When their dancing came to a natural end, Aphrodite retrieved his cane, leaving him alone amongst the drunken wedding guests for only a moment. After walking her back, he let her settle between Ares and Dionysus again, knowing now, finally, that they could laugh all they want—because Hephaestus had won the war.
* * * *
In the bowels of his volcanic home, Hephaestus made Aphrodite his true wife. He’d touched her, kissed her, suckled her flesh—bedded her atop his hard mattress, taking more pleasure buried in her body than he ever had before. She’d been perfect, of course—or, at least, almost perfect. Her reputation was well-earned, and his new wife satisfied him many times over the course of the night.
He only wished that her eyes were more… present. That she hadn’t fucked him like they had an audience. In time, maybe, she would let her guard fall, and she’d be herself for him. He knew to be patient—the luckiest man in the world could be patient with a creature as divine as she.
Never had the love goddess looked so out of place. As she crawled off his enormous bed, her skin stood out brightly against all the dark furniture, the black rocky walls and floors. He was paler, given his inclination to work indoors, but at least he seemed to belong with all the harsh edges and sharp corners.

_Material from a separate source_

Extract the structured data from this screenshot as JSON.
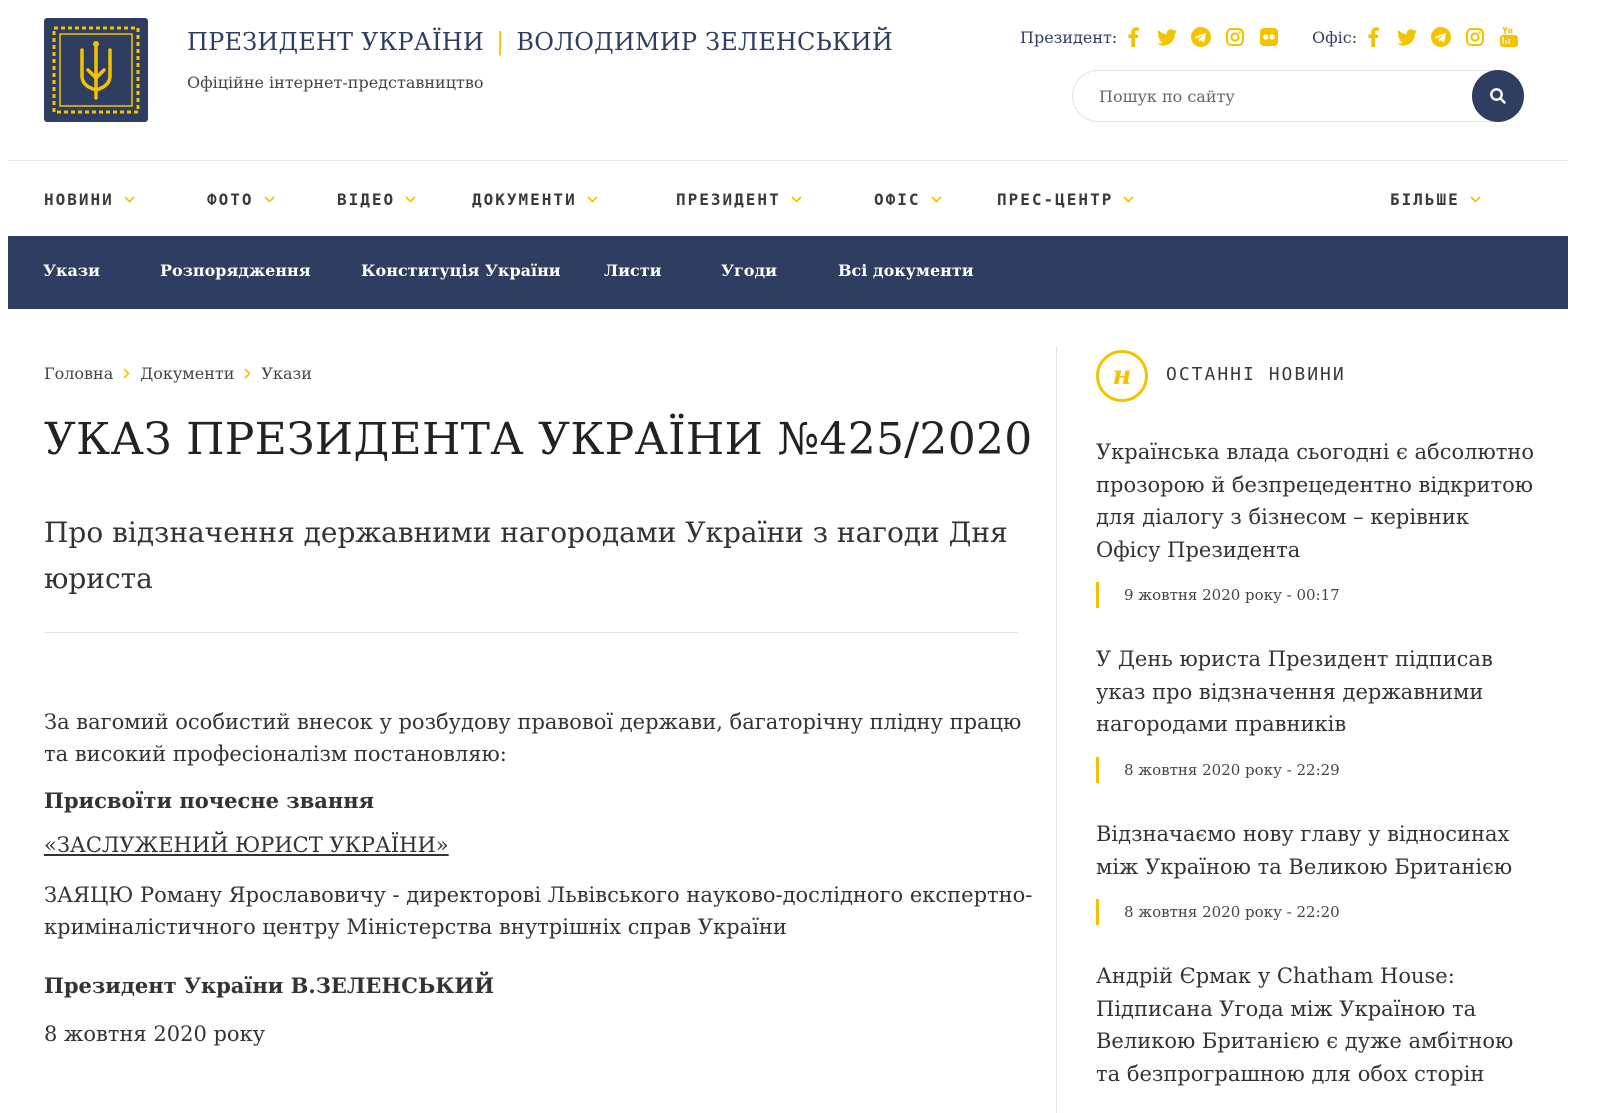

Saying nothing, his wife poured them both glasses of wine, bringing one back to him while she kept hers clutched to her chest. As Hephaestus downed the whole thing, parched from their lovemaking, Aphrodite took the smallest of sips, then turned away. His eyes followed her to the treasure trove he’d presented to her when they’d first arrived, and she sat before the pile on her knees, picking through the gold crowns and silver necklaces and bejeweled bracelets. Corsets of diamonds. Shoes made of emeralds. He’d spent the months leading up to their wedding building for her, earning the ire of the other gods who needed their weapons mended.
Their anger was nothing. It rolled off him, never once piercing his worn, leathery skin. The look in her eyes when she saw her gifts had made every curse, every insult, worth it.

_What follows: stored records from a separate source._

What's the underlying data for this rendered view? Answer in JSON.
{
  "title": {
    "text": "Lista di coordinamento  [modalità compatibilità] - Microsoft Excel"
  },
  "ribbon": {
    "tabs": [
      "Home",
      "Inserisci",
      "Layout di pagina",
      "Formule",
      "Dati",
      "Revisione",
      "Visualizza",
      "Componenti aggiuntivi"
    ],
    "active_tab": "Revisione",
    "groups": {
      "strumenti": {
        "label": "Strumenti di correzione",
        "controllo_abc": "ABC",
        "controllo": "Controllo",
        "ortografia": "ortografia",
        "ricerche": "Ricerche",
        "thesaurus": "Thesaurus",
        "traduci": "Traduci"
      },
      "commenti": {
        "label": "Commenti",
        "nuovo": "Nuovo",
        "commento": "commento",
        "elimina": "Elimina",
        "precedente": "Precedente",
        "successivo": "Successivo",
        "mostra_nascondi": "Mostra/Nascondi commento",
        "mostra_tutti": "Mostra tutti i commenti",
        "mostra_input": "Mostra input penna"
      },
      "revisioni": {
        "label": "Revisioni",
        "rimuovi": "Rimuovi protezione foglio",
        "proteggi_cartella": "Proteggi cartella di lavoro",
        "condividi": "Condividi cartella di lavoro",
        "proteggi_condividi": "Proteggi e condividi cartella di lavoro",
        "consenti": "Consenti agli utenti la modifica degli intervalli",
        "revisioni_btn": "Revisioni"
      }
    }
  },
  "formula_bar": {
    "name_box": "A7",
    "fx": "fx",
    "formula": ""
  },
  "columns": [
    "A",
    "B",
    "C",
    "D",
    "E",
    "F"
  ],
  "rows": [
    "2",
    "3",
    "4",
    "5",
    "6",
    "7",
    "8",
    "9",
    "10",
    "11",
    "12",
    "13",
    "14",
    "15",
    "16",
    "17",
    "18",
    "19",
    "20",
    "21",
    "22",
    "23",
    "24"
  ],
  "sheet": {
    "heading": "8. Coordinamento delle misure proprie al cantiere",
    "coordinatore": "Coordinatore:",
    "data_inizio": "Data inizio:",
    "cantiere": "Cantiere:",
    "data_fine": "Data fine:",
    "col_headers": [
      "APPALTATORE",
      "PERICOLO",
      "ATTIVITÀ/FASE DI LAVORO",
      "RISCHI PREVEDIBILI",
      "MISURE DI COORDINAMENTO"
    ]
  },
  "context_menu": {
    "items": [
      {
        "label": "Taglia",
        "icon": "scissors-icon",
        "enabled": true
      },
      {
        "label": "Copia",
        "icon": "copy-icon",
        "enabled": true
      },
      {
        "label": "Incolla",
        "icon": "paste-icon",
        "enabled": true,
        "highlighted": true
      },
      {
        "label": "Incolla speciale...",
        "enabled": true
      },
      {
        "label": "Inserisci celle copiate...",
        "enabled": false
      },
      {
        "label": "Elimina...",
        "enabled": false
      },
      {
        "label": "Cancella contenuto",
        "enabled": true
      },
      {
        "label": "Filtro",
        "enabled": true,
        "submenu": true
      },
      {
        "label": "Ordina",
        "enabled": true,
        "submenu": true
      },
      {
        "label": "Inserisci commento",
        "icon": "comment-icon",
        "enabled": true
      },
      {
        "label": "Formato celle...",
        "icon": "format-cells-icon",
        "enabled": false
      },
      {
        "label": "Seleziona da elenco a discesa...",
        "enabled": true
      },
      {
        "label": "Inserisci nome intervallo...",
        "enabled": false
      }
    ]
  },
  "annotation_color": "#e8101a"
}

“Aphrodite?” He sat up, studying her more closely. Her head turned slightly, though she continued to trail her hands over the glittering diamonds, sparkling in the light of the nearby fire. “Are you happy?”

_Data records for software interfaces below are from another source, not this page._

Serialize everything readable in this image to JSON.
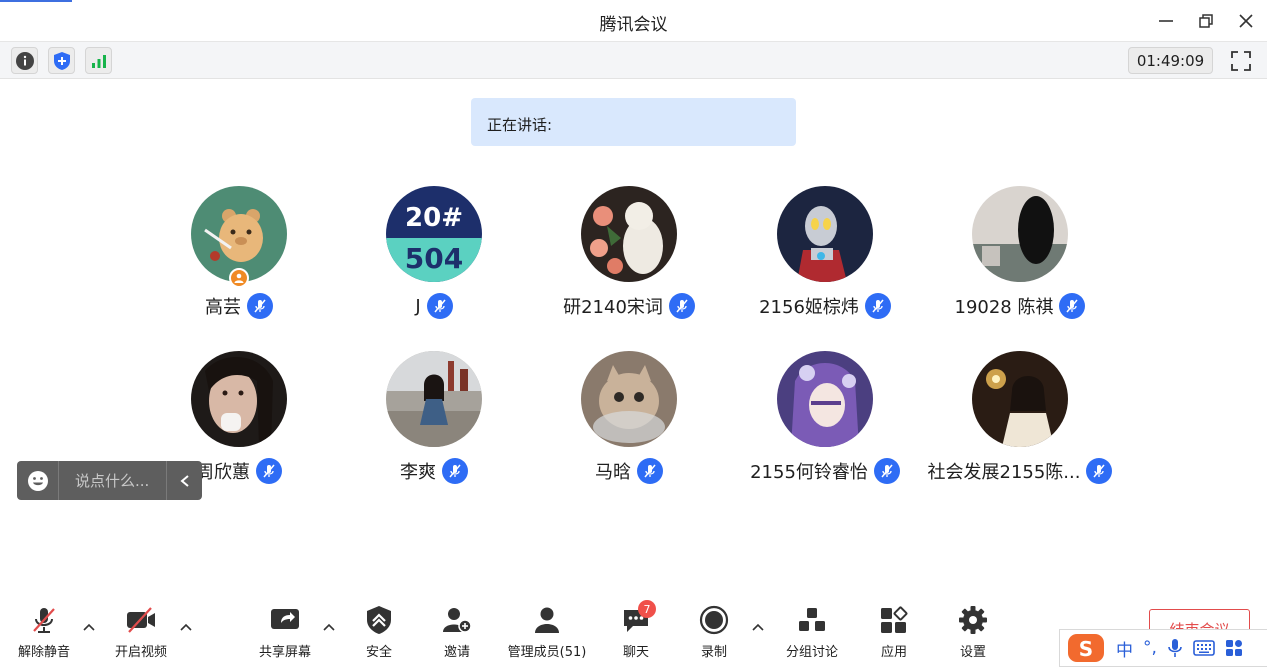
{
  "window": {
    "title": "腾讯会议"
  },
  "infobar": {
    "timer": "01:49:09"
  },
  "speaking": {
    "label": "正在讲话:"
  },
  "participants": [
    {
      "name": "高芸",
      "host": true
    },
    {
      "name": "J",
      "host": false
    },
    {
      "name": "研2140宋词",
      "host": false
    },
    {
      "name": "2156姬棕炜",
      "host": false
    },
    {
      "name": "19028 陈祺",
      "host": false
    },
    {
      "name": "周欣蕙",
      "host": false
    },
    {
      "name": "李爽",
      "host": false
    },
    {
      "name": "马晗",
      "host": false
    },
    {
      "name": "2155何铃睿怡",
      "host": false
    },
    {
      "name": "社会发展2155陈...",
      "host": false
    }
  ],
  "avatar_texts": {
    "line1": "20#",
    "line2": "504"
  },
  "chat": {
    "placeholder": "说点什么..."
  },
  "toolbar": {
    "unmute": "解除静音",
    "start_video": "开启视频",
    "share_screen": "共享屏幕",
    "security": "安全",
    "invite": "邀请",
    "manage_members": "管理成员(51)",
    "chat": "聊天",
    "chat_badge": "7",
    "record": "录制",
    "breakout": "分组讨论",
    "apps": "应用",
    "settings": "设置",
    "end_meeting": "结束会议"
  },
  "ime": {
    "lang": "中",
    "punct": "°,"
  },
  "colors": {
    "accent": "#2e6cf5",
    "end": "#e24c4c",
    "host_badge": "#f08a24",
    "speaking_bg": "#d9e8fd"
  }
}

Without missing a beat, she replied, “Most happy, husband.”
Though she wouldn’t look away from her horde, her voice slightly off, lacking the genuine tone he’d hoped for. Nodding, he lay back down and tucked his hands behind his head. Time would change her tune. He’d shower her with gemstones and jewels and all the riches the natural world had to give until she loved him.
For now, he merely beckoned her back to bed, and decided to enjoy his wedding night as any man should.